Medium-term seed storage of diverse genera of forage grasses, evidence-based genebank monitoring intervals, and regeneration standards uri icon

abstract

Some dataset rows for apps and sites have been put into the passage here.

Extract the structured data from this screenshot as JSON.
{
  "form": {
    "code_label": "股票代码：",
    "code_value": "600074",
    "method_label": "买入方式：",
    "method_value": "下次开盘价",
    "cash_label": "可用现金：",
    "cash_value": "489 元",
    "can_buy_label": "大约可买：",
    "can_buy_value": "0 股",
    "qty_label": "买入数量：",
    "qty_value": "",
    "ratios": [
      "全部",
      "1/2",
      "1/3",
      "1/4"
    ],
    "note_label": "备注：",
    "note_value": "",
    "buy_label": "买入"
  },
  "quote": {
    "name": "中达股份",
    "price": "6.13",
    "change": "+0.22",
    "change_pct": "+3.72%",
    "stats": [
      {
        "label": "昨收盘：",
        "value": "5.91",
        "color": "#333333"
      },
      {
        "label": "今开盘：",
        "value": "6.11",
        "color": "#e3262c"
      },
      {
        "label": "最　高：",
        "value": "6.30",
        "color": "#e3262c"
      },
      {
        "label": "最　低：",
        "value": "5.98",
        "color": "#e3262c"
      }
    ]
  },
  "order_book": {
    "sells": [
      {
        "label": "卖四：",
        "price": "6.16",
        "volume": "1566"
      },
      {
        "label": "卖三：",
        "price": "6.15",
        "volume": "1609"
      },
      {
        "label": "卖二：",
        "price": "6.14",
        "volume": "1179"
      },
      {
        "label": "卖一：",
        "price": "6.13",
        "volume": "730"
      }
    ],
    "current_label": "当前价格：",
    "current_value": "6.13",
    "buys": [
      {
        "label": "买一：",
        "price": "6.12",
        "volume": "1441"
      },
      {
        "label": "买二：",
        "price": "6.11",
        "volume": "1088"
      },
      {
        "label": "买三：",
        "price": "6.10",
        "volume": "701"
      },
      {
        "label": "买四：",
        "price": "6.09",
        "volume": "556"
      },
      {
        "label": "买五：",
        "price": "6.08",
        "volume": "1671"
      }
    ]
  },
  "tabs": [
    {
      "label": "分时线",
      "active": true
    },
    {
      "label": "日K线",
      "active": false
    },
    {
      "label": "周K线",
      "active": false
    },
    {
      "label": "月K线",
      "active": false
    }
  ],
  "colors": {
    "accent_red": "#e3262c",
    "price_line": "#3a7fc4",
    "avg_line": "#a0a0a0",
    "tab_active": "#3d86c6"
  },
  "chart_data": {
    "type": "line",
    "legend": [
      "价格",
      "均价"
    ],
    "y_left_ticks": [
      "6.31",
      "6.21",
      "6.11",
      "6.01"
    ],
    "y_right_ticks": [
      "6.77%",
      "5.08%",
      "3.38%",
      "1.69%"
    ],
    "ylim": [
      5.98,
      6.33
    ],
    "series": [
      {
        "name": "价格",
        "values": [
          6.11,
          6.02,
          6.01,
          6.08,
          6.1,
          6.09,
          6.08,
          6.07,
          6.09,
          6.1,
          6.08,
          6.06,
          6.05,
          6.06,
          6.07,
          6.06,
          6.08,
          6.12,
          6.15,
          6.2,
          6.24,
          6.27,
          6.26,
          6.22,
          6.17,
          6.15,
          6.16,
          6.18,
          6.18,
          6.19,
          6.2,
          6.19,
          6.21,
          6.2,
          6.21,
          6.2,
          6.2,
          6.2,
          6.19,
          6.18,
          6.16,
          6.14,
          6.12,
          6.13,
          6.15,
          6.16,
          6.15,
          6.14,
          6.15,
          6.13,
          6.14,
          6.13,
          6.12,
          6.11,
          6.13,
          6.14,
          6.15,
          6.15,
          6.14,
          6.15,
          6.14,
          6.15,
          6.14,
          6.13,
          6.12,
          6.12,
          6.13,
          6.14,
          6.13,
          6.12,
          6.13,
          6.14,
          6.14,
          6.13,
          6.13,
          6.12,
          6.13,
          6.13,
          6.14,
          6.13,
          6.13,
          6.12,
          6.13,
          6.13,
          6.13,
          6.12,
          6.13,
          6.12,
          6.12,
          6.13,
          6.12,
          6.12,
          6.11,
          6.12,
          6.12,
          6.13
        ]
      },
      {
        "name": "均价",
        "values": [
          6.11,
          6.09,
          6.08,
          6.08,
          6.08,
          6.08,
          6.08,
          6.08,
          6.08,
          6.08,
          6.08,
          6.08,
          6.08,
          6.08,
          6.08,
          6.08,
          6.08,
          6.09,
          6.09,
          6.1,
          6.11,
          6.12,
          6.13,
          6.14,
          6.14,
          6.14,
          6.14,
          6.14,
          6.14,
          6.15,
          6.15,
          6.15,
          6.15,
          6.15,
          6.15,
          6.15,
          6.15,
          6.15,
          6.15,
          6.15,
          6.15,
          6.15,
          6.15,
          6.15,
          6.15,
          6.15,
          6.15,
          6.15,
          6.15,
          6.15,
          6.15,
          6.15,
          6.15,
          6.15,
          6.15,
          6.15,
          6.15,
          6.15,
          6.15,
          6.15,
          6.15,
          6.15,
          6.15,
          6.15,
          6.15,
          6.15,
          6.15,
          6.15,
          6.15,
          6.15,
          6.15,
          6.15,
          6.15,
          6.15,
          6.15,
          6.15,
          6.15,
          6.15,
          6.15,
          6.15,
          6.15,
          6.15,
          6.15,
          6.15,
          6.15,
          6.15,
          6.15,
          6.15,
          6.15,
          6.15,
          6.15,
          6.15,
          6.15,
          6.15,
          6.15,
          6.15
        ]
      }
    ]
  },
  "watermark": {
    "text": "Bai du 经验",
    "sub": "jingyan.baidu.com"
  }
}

  • The frequency at which seed accessions are monitored for viability during storage in genebanks (reciprocal of the monitoring interval) must balance timely detection of loss in viability against monitoring cost (seed depletion and staff resource). Up to three decades of genebank seed germination test results of diverse grasses maintained in the International Livestock Research Institute's medium-term store (circa 8 degrees C with 5% moisture content) were evaluated in an attempt to derive recommendations on seed accession monitoring intervals. Six different patterns of variation in germination test results during storage were found amongst seed lots by probit analysis within 29 genera: no trend (6 genera); contrasting trends (positive to negative) (3); common slope of loss in viability (11); common slope of increase in ability to germinate (6); common loss in viability (2); common increase in ability to germinate (1). Recommended monitoring intervals were calculated from the fitted survival curves for each of the 13 genera showing uniformity in loss in viability: the medium-term store expectation of 2-10years' maintenance of high viability was met in eight genera, whilst four provided greater survival periods. Furthermore, the 13 genera showing either no trend over period of storage or an increase in ability to germinate during storage also exceeded the expectations for survival periods in medium-term stores. Advice is provided on calculating monitoring intervals for different combinations of initial viability with a wide range of potential regeneration standards.

publication date

  • 2019
  • 2019